The carbon consultant must therefore export the data into a software specially designed to assess a carbon footprint. By analysing and monitoring this data, the consultant can in turn forecast reductions in both direct and indirect greenhouse gas emissions.
Evolution of the maturity of software solutions
With the constant improvement of software solutions, the carbon footprint is constantly gaining in projection functionality and accuracy.
This is because most advanced softwares now use thousands of emission factors, making it possible to obtain much more accurate calculations than the sole reference to energy costs visible on invoices. Additionally, the more accurate the calculations, the less likely the company is to have its carbon footprint called into question.
In addition, a growing number of carbon packages offer advanced GHG planning and reduction functionalities, particularly by taking into account the company’s growth. These functions are all the more interesting in that they offer a collaborative mode. Some carbon packages also offer the possibility of creating emissions scenarios based on a multitude of variables, such as the percentage effectiveness of GHG reduction initiatives.
Carbon calculators integration features
Uploading Excel or CSV files
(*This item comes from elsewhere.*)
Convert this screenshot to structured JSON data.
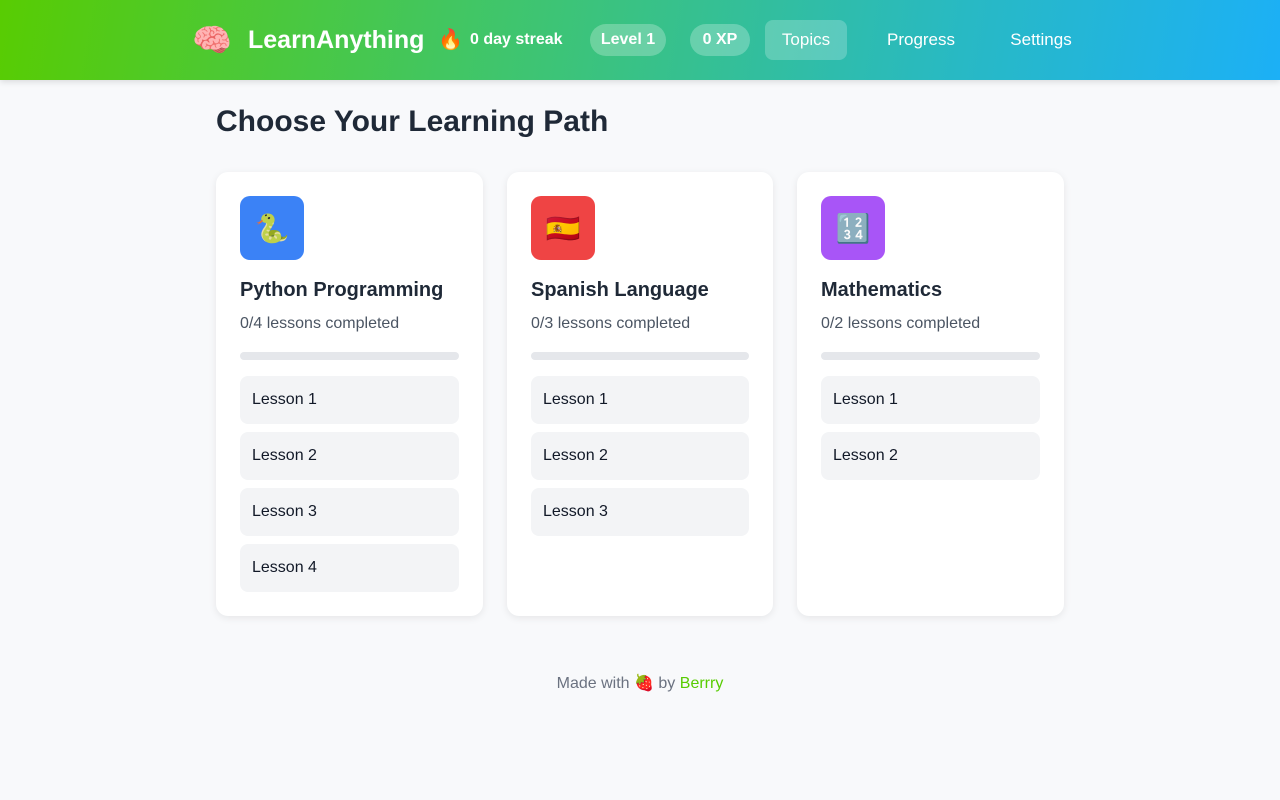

Some carbon calculators allow you to upload data from an Excel or CSV file. This is a powerful feature, as it reduces the time it takes to enter data into the tool. However, it does not optimise data collection, as the internal user or consultant still has to consolidate the data beforehand.
Connectors between carbon footprint tools and ERPs
To make data collection easier, intermediate softwares, called connectors, can bridge the gap between the company’s management software (ERP) and the carbon tool. This automates the collection, analysis and aggregation of data in the carbon footprint platform. Companies using connectors therefore benefit from considerable time savings and a reduced risk of error.
Carbon footprint calculators are the future
The reason why Excel is still the most widely used tool for carbon footprints is that it is the most accessible to everyone. But in the future, given Excel’s limited functionality and the efficiency gains offered by specialised software, opting for a carbon footprint platform will become an obvious choice. More accurate, scalable, specially designed for this purpose and soon capable of connecting directly to an ERP, carbon platforms will require fewer resources whilst offering more reliable results.
Reduce your company’s carbon footprint by booking a demo with our experts at D-Carbonize.